Material shown -
☆ ☆ ☆ ☆ ☆ ☆ ☆

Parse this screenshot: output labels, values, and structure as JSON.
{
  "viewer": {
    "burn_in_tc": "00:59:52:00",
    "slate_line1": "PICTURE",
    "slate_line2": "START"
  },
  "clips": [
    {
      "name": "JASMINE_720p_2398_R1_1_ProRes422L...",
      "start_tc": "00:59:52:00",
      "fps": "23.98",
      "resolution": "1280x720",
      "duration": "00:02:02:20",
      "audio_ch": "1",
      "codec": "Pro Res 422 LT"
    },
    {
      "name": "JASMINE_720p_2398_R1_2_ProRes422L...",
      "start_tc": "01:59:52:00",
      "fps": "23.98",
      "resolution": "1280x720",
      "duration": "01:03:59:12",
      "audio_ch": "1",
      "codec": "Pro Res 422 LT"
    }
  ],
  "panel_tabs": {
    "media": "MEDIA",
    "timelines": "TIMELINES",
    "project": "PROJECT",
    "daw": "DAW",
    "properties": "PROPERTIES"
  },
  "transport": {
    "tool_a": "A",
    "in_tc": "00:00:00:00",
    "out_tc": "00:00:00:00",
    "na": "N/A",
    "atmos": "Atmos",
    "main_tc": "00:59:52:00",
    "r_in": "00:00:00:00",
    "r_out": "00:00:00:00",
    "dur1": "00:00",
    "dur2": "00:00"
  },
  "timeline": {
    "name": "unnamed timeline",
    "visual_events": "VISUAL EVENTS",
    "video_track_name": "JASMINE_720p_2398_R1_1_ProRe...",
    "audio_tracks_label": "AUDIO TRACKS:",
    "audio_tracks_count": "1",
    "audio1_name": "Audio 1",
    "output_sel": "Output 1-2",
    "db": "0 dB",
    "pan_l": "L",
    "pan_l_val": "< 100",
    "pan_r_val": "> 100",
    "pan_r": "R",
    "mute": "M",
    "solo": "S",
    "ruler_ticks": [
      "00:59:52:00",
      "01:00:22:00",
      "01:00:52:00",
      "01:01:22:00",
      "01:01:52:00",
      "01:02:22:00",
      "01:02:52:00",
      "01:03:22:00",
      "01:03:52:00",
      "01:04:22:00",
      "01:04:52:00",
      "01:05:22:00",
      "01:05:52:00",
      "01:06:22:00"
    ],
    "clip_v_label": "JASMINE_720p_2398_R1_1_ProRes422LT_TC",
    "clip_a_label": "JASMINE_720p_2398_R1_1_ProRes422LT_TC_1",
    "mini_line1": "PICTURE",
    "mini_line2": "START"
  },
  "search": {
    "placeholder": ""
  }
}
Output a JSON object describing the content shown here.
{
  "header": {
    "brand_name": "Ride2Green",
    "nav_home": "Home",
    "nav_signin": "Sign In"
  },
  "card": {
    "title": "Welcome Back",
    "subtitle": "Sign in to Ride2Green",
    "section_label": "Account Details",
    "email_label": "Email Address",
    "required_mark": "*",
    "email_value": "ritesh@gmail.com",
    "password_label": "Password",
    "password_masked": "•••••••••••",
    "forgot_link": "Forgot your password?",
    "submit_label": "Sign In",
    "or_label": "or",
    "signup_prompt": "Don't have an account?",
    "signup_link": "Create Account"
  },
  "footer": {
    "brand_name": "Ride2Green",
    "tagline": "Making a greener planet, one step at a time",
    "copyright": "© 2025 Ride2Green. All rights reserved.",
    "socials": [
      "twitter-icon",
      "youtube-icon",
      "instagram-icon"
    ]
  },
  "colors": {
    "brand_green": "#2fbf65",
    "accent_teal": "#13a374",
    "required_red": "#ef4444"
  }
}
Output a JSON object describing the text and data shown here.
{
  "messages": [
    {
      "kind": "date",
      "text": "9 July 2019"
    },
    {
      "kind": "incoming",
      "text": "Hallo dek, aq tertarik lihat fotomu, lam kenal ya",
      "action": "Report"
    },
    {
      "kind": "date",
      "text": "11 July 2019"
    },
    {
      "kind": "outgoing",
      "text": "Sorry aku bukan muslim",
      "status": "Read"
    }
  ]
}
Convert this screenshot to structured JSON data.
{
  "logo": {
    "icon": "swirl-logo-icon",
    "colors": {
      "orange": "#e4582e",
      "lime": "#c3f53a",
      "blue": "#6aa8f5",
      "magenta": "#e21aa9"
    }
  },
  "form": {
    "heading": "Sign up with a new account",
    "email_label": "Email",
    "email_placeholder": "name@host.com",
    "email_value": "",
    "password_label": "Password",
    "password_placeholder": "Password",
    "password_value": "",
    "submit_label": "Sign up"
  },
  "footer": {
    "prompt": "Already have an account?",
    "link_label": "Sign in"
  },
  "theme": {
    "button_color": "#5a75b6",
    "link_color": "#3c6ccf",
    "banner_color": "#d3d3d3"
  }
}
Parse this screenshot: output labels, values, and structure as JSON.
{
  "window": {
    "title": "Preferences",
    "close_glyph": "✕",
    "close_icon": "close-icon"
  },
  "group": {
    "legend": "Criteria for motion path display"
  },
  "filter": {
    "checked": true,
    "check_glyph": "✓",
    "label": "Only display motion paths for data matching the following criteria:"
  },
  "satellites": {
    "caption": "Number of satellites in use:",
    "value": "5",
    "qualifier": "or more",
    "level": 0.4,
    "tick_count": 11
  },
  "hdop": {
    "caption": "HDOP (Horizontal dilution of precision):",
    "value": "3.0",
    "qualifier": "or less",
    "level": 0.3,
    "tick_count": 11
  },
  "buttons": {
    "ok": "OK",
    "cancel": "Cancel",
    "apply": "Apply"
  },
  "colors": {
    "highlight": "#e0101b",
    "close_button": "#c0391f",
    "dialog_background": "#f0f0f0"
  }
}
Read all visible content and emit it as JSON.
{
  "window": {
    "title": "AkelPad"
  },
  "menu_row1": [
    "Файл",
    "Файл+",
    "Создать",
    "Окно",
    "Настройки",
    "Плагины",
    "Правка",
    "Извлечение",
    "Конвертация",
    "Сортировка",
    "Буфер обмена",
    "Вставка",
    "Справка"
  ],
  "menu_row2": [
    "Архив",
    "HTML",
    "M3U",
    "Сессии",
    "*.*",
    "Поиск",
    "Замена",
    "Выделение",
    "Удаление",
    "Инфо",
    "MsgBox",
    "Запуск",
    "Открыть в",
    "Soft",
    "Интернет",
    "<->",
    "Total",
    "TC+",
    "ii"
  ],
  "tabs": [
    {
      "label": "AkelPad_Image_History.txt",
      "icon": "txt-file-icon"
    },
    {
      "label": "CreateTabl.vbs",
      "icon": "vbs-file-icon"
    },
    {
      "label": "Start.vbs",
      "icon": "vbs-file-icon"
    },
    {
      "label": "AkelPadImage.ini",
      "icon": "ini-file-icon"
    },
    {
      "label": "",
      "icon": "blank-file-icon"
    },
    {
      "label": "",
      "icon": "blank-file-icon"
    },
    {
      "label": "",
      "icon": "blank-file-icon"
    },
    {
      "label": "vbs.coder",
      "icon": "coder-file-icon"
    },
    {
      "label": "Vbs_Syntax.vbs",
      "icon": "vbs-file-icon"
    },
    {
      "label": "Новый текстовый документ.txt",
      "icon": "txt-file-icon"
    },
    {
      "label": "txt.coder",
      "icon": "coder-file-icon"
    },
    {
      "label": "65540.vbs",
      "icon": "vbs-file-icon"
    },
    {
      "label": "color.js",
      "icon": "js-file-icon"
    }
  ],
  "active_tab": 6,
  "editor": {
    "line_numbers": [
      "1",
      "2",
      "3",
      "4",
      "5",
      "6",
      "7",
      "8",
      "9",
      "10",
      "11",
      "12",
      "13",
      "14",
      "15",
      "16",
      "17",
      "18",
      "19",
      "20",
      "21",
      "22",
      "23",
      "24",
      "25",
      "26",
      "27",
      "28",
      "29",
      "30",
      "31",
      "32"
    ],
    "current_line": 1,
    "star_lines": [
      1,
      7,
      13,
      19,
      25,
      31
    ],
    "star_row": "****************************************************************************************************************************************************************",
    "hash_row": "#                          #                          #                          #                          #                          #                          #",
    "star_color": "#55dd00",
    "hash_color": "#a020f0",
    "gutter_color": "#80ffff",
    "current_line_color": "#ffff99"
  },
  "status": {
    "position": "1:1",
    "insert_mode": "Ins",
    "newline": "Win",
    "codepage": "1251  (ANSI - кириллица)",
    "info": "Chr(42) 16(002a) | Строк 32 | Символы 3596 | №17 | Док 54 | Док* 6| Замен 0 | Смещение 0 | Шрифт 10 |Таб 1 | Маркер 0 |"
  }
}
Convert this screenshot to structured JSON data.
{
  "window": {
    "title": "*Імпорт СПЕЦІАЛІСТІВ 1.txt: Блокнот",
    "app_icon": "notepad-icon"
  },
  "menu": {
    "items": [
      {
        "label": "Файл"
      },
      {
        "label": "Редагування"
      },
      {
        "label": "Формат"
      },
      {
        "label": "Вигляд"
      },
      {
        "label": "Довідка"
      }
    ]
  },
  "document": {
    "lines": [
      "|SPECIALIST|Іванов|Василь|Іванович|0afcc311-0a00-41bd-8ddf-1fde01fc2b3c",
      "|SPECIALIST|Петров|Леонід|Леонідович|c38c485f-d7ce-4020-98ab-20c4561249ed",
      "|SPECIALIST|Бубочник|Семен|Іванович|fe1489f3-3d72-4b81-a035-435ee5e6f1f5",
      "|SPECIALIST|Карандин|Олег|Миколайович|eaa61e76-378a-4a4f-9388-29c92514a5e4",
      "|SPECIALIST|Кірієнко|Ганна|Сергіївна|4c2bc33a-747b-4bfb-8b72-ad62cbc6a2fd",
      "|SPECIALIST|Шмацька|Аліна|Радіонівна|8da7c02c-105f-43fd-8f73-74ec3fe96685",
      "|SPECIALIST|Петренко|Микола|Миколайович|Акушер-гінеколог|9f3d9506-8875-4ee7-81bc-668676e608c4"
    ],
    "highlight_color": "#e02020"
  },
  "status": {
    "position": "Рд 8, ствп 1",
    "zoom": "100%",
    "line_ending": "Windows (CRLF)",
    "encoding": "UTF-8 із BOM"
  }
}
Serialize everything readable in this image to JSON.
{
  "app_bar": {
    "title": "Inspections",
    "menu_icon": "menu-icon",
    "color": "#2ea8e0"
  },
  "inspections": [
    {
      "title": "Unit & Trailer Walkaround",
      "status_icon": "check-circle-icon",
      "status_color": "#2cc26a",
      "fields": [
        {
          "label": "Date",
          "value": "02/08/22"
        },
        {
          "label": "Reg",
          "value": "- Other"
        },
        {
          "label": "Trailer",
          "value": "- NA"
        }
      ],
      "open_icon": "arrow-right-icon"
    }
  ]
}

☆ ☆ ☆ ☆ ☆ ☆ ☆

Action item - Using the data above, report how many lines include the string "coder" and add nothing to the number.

Answer - 4